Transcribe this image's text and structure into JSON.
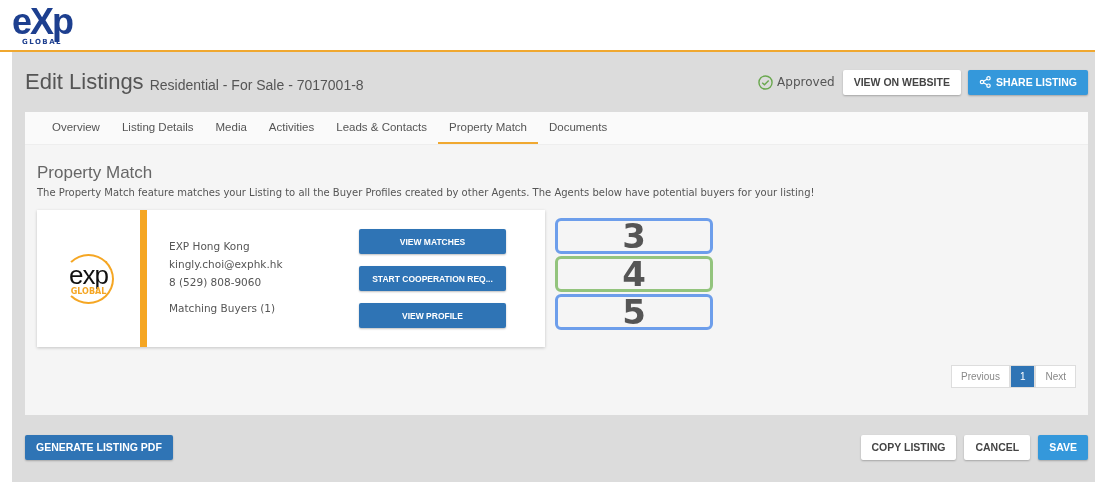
{
  "logo": {
    "mark": "eXp",
    "sub": "GLOBAL"
  },
  "header": {
    "title": "Edit Listings",
    "subtitle": "Residential - For Sale - 7017001-8",
    "status": "Approved",
    "buttons": [
      {
        "label": "VIEW ON WEBSITE",
        "kind": "secondary"
      },
      {
        "label": "SHARE LISTING",
        "kind": "share"
      }
    ]
  },
  "tabs": [
    {
      "label": "Overview",
      "selected": false
    },
    {
      "label": "Listing Details",
      "selected": false
    },
    {
      "label": "Media",
      "selected": false
    },
    {
      "label": "Activities",
      "selected": false
    },
    {
      "label": "Leads & Contacts",
      "selected": false
    },
    {
      "label": "Property Match",
      "selected": true
    },
    {
      "label": "Documents",
      "selected": false
    }
  ],
  "section": {
    "title": "Property Match",
    "description": "The Property Match feature matches your Listing to all the Buyer Profiles created by other Agents. The Agents below have potential buyers for your listing!"
  },
  "agent_card": {
    "logo": {
      "mark": "exp",
      "sub": "GLOBAL"
    },
    "name": "EXP Hong Kong",
    "email": "kingly.choi@exphk.hk",
    "phone": "8 (529) 808-9060",
    "matching": "Matching Buyers (1)",
    "buttons": [
      {
        "label": "VIEW MATCHES",
        "callout": "3",
        "color": "#6d9eeb"
      },
      {
        "label": "START COOPERATION REQ...",
        "callout": "4",
        "color": "#93c47d"
      },
      {
        "label": "VIEW PROFILE",
        "callout": "5",
        "color": "#6d9eeb"
      }
    ]
  },
  "pagination": {
    "previous": "Previous",
    "pages": [
      {
        "label": "1",
        "selected": true
      }
    ],
    "next": "Next"
  },
  "footer": {
    "left": "GENERATE LISTING PDF",
    "right": [
      {
        "label": "COPY LISTING",
        "kind": "secondary"
      },
      {
        "label": "CANCEL",
        "kind": "secondary"
      },
      {
        "label": "SAVE",
        "kind": "primary"
      }
    ]
  }
}
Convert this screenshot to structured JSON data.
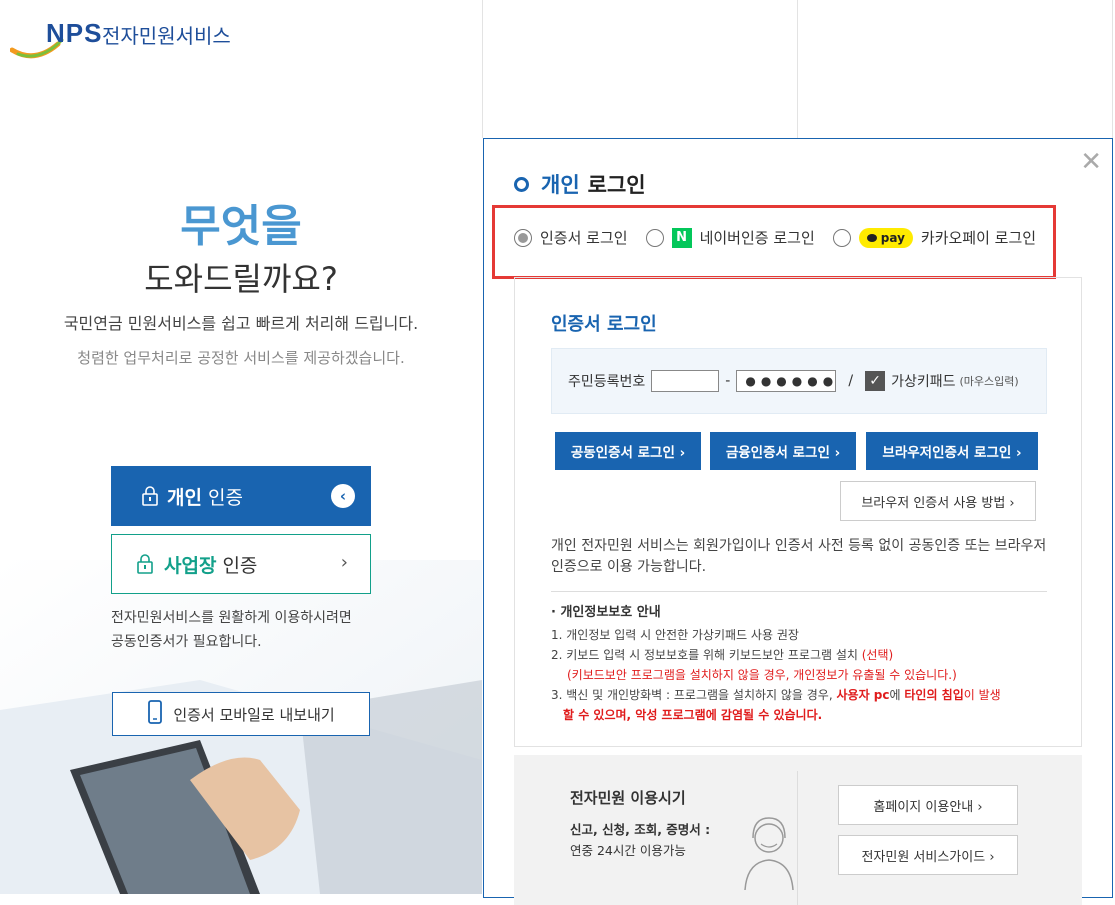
{
  "header": {
    "logo_brand": "NPS",
    "logo_service": "전자민원서비스"
  },
  "hero": {
    "line1": "무엇을",
    "line2": "도와드릴까요?",
    "line3": "국민연금 민원서비스를 쉽고 빠르게 처리해 드립니다.",
    "line4": "청렴한 업무처리로 공정한 서비스를 제공하겠습니다."
  },
  "auth_buttons": {
    "personal_bold": "개인",
    "personal_rest": "인증",
    "business_bold": "사업장",
    "business_rest": "인증"
  },
  "left_note": {
    "line1": "전자민원서비스를 원활하게 이용하시려면",
    "line2": "공동인증서가 필요합니다."
  },
  "mobile_export": "인증서 모바일로 내보내기",
  "modal": {
    "title_blue": "개인",
    "title_rest": "로그인",
    "login_methods": [
      {
        "label": "인증서 로그인",
        "selected": true
      },
      {
        "label": "네이버인증 로그인",
        "badge": "N",
        "selected": false
      },
      {
        "label": "카카오페이 로그인",
        "badge": "pay",
        "selected": false
      }
    ],
    "cert_title": "인증서 로그인",
    "rrn_label": "주민등록번호",
    "rrn_dash": "-",
    "rrn_masked": "●●●●●●",
    "rrn_slash": "/",
    "vkeypad_label": "가상키패드",
    "vkeypad_sub": "(마우스입력)",
    "buttons": [
      "공동인증서 로그인 ›",
      "금융인증서 로그인 ›",
      "브라우저인증서 로그인 ›"
    ],
    "how_to": "브라우저 인증서 사용 방법 ›",
    "description": "개인 전자민원 서비스는 회원가입이나 인증서 사전 등록 없이 공동인증 또는 브라우저인증으로 이용 가능합니다.",
    "privacy": {
      "heading": "· 개인정보보호 안내",
      "item1": "1. 개인정보 입력 시 안전한 가상키패드 사용 권장",
      "item2_a": "2. 키보드 입력 시 정보보호를 위해 키보드보안 프로그램 설치 ",
      "item2_b": "(선택)",
      "item2_c": "(키보드보안 프로그램을 설치하지 않을 경우, 개인정보가 유출될 수 있습니다.)",
      "item3_a": "3. 백신 및 개인방화벽 : 프로그램을 설치하지 않을 경우, ",
      "item3_b": "사용자 pc",
      "item3_c": "에 ",
      "item3_d": "타인의 침입",
      "item3_e": "이 발생",
      "item3_f": "할 수 있으며, 악성 프로그램에 감염될 수 있습니다."
    },
    "bottom": {
      "title": "전자민원 이용시기",
      "sub1": "신고, 신청, 조회, 증명서 :",
      "sub2": "연중 24시간 이용가능",
      "btn_home": "홈페이지 이용안내 ›",
      "btn_guide": "전자민원 서비스가이드 ›"
    }
  },
  "colors": {
    "primary": "#1964b0",
    "teal": "#12a08a",
    "naver": "#03c75a",
    "kakao": "#ffeb00",
    "highlight": "#e53935"
  }
}
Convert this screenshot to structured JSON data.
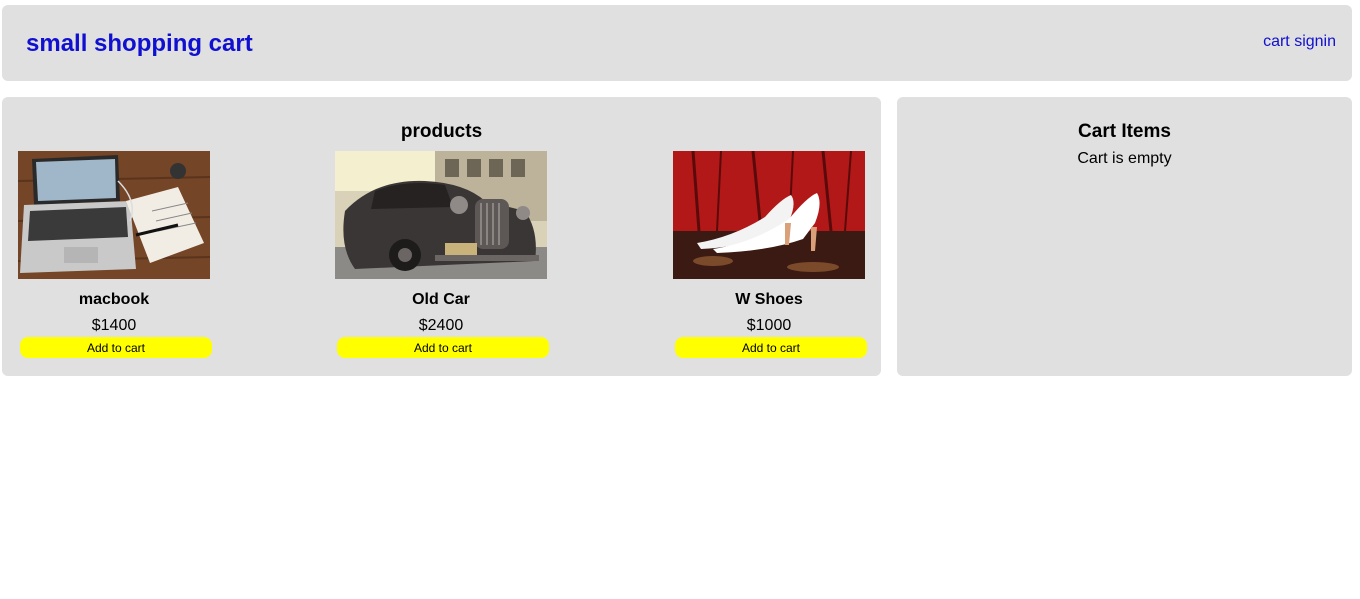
{
  "header": {
    "brand": "small shopping cart",
    "links": [
      "cart",
      "signin"
    ]
  },
  "products_panel": {
    "title": "products",
    "items": [
      {
        "name": "macbook",
        "price": "$1400",
        "button": "Add to cart",
        "image": "laptop-on-desk-photo"
      },
      {
        "name": "Old Car",
        "price": "$2400",
        "button": "Add to cart",
        "image": "vintage-car-photo"
      },
      {
        "name": "W Shoes",
        "price": "$1000",
        "button": "Add to cart",
        "image": "white-heels-photo"
      }
    ]
  },
  "cart_panel": {
    "title": "Cart Items",
    "empty_text": "Cart is empty"
  },
  "colors": {
    "panel_bg": "#e0e0e0",
    "link": "#1010d0",
    "button_bg": "#ffff00"
  }
}
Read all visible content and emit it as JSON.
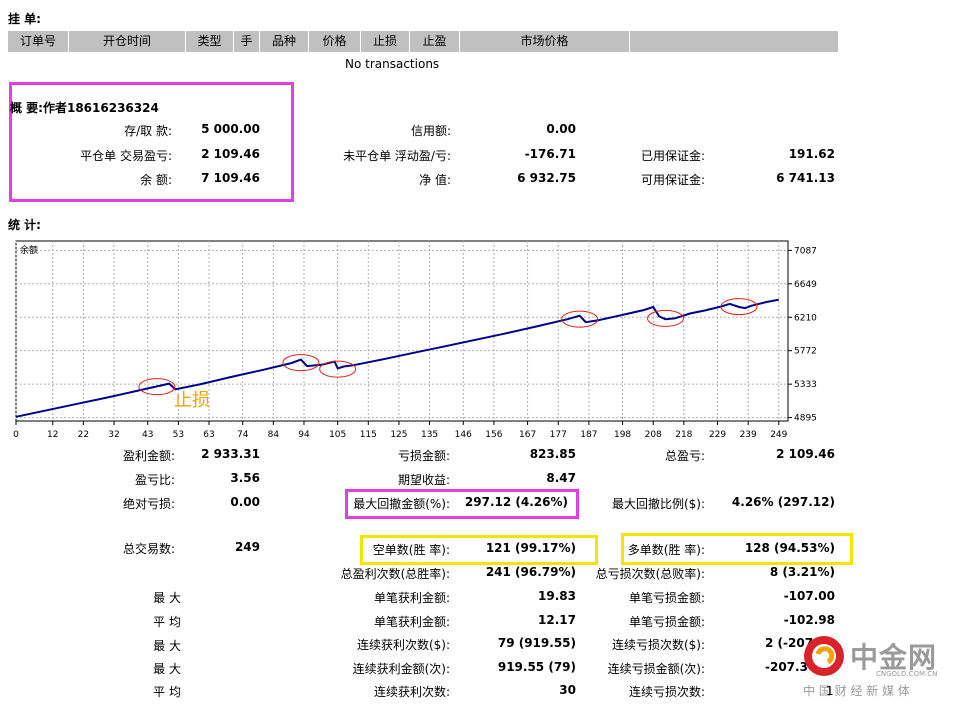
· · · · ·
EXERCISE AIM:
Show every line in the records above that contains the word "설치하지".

SOLUTION FOR THIS EXERCISE:
      "item2_c": "(키보드보안 프로그램을 설치하지 않을 경우, 개인정보가 유출될 수 있습니다.)",
      "item3_a": "3. 백신 및 개인방화벽 : 프로그램을 설치하지 않을 경우, ",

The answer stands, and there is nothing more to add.